In another case, a video of an interaction between a Success teacher and one of her students has gone viral as a lesson in how not to treat children.
In the video, a first-grade class sits cross-legged in a circle on a brightly colored rug. One of the girls has been asked to explain to the class how she solved a math problem, but she has gotten confused
She begins to count: “One… two…” Then she pauses and looks at the teacher.
The teacher takes the girl’s paper and rips it in half. “Go to the calm-down chair and sit,” she orders the girl, her voice rising sharply.
“There’s nothing that infuriates me more than when you don’t do what’s on your paper,” she says, as the girl retreats.
The teacher in the video, Charlotte Dial, works at a Success Academy in Cobble Hill, Brooklyn. She has been considered so effective that the network promoted her last year to being a model teacher, who helps train her colleagues.
After sending the girl out of the circle and having another child demonstrate how to solve the problem, Ms. Dial again chastises her, saying, “You’re confusing everybody.” She then
The video was recorded surreptitiously in the fall of 2014 by an assistant teacher who was concerned by what she described as Ms. Dial’s daily harsh treatment of the children. The assistant teacher, who insisted on anonymity because she feared endangering future job prospects, shared the video with The New York Times after she left Success in November.
After being shown the video last month, Ann Powell, a Success spokeswoman, described its contents as shocking and said Ms. Dial had been suspended pending an investigation. But a week and a half later, Ms. Dial returned to her classroom and her role as an exemplar within the network.
Moskowitz dismissed the video as an anomaly. Interviews by the New York Times with 20 current and former Success teachers suggest that while Ms. Dial’s behavior might be extreme, much of it is not uncommon within the network.
She did not address the other incidents detailed in the New York Times article, including threats to call 911 and repeated meetings designed to wear parents down until they withdrew their students.
According to the Times, Success is known for its students’ high standardized test scores, and it emphasizes getting — and keeping — scores up. Jessica Reid Sliwerski, 34, worked at Success Academy Harlem 1 and Success Academy Harlem 2 from 2008 to 2011, first as a teacher and then as an assistant principal. She said that, starting in third grade, when children begin taking the state exams, embarrassing or belittling children for work seen as slipshod was a regular occurrence, and in some cases encouraged by network leaders.

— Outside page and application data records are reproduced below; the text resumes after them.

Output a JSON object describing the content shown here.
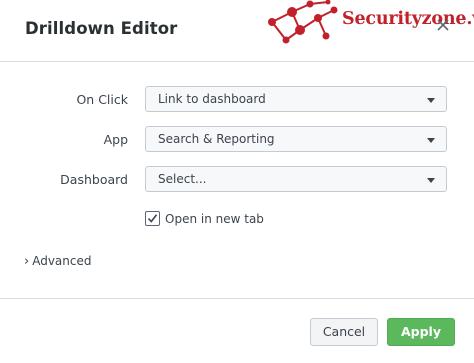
{
  "dialog": {
    "title": "Drilldown Editor",
    "close_icon": "close-icon",
    "watermark_text": "Securityzone.vn"
  },
  "form": {
    "on_click": {
      "label": "On Click",
      "value": "Link to dashboard"
    },
    "app": {
      "label": "App",
      "value": "Search & Reporting"
    },
    "dashboard": {
      "label": "Dashboard",
      "value": "Select..."
    },
    "new_tab": {
      "label": "Open in new tab",
      "checked": true
    },
    "advanced": {
      "label": "Advanced"
    }
  },
  "footer": {
    "cancel_label": "Cancel",
    "apply_label": "Apply"
  },
  "colors": {
    "apply": "#5cb85c",
    "watermark": "#c1212b"
  }
}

Following a report detailing Success Academy schools trying to remove unruly students, school founder Eva Moskowitz denied any systematic effort to push students out of her schools, took responsibility for the oversight of her school leaders, and elicited a tearful apology from the principal who created the list.
Success Academy is the largest charter-school network in New York City, serving 11,000 students, and its schools post impressive test results in traditionally hard to serve communities. Critics have long accused the network of posting high test scores by pressuring undisciplined students to leave.
Moskowitz and other Success Academy leaders have frequently compared the schools in their network to district schools, making the case that Success provides superior educational opportunities. At several press conferences and this year, Moskowitz has called on Mayor Bill de Blasio to treat charter schools as equals and provide them with better space and funding.
Yet on Friday, Moskowitz said that “a very small percentage of kids,” particularly those with special needs, might not find the right support at Success and should instead consider a district school.
“Success may not be the absolute best setting for every child,” she said.
The third question, of course, is why put a school full of problematic students in the midst of other schools that have a good reputation in the community, including the highly-rated Channel View School for Research, with which it will share the building, its cafeteria and gymnasium.
The answer: Because they can and because they have to find room for an elementary charter at MS 53.